The GCViT UI (and API) will then be available at http://:8080 , where hostname is the host running the Docker Engine specified by the Docker context.

Alternatively, a complete container image can be built directly with docker build:

docker build -t gcvit . -f Dockerfile

This command will produce a image with the tag of gcvit:1.0 that can be used to build a container. If you want to save time with automated builds and only need the server API component, the build-arg:

--build-arg apionly=false

is provided to skip over the building of the UI components. Similarly, if you wish to build the tool with BasicAuth the build-arg:

--build-arg apiauth=true

Then to deploy using docker run:

docker run -d -p 8080:8080 gcvit

Go + Node Setup

GCViT may also be built and served directly using Go and and Node together. Before beginning, check that Go is set up and Node is configured to at least the most current LTS version (currently 12.14.0).

Building the backend component with Go

The following packages are used with this service: v0.1.1 v1.4.7 v1.0.5 v1.6.2
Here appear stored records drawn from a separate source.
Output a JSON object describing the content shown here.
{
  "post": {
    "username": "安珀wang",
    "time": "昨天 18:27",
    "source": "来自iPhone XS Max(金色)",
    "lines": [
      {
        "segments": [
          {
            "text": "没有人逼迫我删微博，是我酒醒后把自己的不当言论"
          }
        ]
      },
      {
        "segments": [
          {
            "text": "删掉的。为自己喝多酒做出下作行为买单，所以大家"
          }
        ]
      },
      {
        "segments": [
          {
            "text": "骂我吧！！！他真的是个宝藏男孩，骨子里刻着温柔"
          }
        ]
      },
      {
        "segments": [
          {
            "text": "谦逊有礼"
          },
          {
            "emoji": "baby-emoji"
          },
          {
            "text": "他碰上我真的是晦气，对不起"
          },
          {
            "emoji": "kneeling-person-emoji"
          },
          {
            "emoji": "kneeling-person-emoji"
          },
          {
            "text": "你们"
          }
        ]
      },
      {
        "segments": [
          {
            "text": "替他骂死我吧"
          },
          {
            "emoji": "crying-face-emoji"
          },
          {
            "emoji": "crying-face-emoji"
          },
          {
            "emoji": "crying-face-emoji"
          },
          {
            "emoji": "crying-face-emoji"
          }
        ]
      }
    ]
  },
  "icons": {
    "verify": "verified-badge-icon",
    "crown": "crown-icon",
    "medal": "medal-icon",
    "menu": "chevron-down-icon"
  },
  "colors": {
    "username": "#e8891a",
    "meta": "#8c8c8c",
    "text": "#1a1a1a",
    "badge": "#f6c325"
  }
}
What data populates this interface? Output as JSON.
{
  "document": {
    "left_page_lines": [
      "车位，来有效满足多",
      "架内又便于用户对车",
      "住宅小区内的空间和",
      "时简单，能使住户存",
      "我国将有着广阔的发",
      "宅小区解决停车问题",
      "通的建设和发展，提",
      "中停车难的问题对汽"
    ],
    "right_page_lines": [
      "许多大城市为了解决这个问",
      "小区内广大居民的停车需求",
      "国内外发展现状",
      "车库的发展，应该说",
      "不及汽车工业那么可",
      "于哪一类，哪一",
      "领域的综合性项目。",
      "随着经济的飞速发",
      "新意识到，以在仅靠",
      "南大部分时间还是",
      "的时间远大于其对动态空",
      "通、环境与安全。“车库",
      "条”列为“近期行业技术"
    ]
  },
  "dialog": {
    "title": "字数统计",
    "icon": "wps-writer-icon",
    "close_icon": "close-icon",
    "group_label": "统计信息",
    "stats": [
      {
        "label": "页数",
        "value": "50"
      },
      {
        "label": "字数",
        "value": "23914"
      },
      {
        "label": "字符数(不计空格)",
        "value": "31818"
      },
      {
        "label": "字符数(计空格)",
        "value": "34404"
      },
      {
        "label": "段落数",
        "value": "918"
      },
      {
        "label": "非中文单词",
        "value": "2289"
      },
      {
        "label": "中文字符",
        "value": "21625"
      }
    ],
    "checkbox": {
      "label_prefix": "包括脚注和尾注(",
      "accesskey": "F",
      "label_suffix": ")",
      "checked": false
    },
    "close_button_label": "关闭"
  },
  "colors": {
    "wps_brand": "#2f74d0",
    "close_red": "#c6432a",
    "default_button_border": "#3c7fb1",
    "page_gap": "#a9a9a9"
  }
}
There are several ways to obtain the dependencys, but the reccomended way is to run go get before running the software for the first time. After dependencies are satisfied you can use the internal go development server to test using:

go run server.go

from the /api directory of the project.

By default this will listen on port 8080, but you can change this in the configuration file.

Once up, you can test that the server is up using wget or curl:

protocol request
wget wget localhost:8080/api/experiment
curl curl localhost:8080/api/experiment

Either protocol should return a JSON object that contains a list of all the configured VCF files.

If you wish to compile the server, Go has a robust set of tools for building and cross-compiling binaries. In the most simple form:

go build -o server .

Will builds a binary that has statically linked libraries, making it portable.

If running on a server without a Go compiler configured, the language has support built-in for cross compiling built in. See HERE for details.

Building the frontend components with Node

This repository contains a pre-built version of both the UI component and CViTjs, so this section is mostly optional.

If you wish to add configuration data for CViT without re-building the tool, you may place the files directly in ui/gcvit/build/cvitjs.

If you want to use a custom build of CViTjs, navigate to /ui/cvitjs/ and write and build your changes. This is most often used when wanting to change CViT's css or the click on feature Popover display. Place the resulting files from the build directory directly into ui/gcvit/build/cvitjs/build to test. These changes will last until you rebuild the GCViT ui component.

To build the UI component of CViT:

#first time only
npm run install

#normal build
npm run build

To save changes to CViT, place the build compontent in ui/gcvit/public/cvitjs and rebuild the gcvit component.

To rebuild the UI component of GCViT:

#first time only
npm install

#normal build
npm run build

#with basic authentication elements
npm run buildauth

This will create a webpacked version of the GCViT UI. Most common reasons to rebuild is updating the Help documentation and updating the CSS.


The following API is served by the GCViT service component:

Path Verb Returns
/api/experiment GET JSON representation of all experiments in assetconfig.yaml
/api/experiment/{experiment} GET JSON representation of all PIs in VCF header
/api/generateGFF POST returns gff. Expected parameters of Ref={experiment:PI}&Variant={sameexperiment:PI}, with any number of variants
/ GET tool UI - Only if apiOnly is False
/login GET Attempts to authenticate a username and password. Returns status 200 if OK, 401 if not.


To control access to data sets, create users and restrict access, see assestconfig.yaml. The files config/testcert.* are an example of a self-signed SSL certificate. Instruction for generating a new one and be found here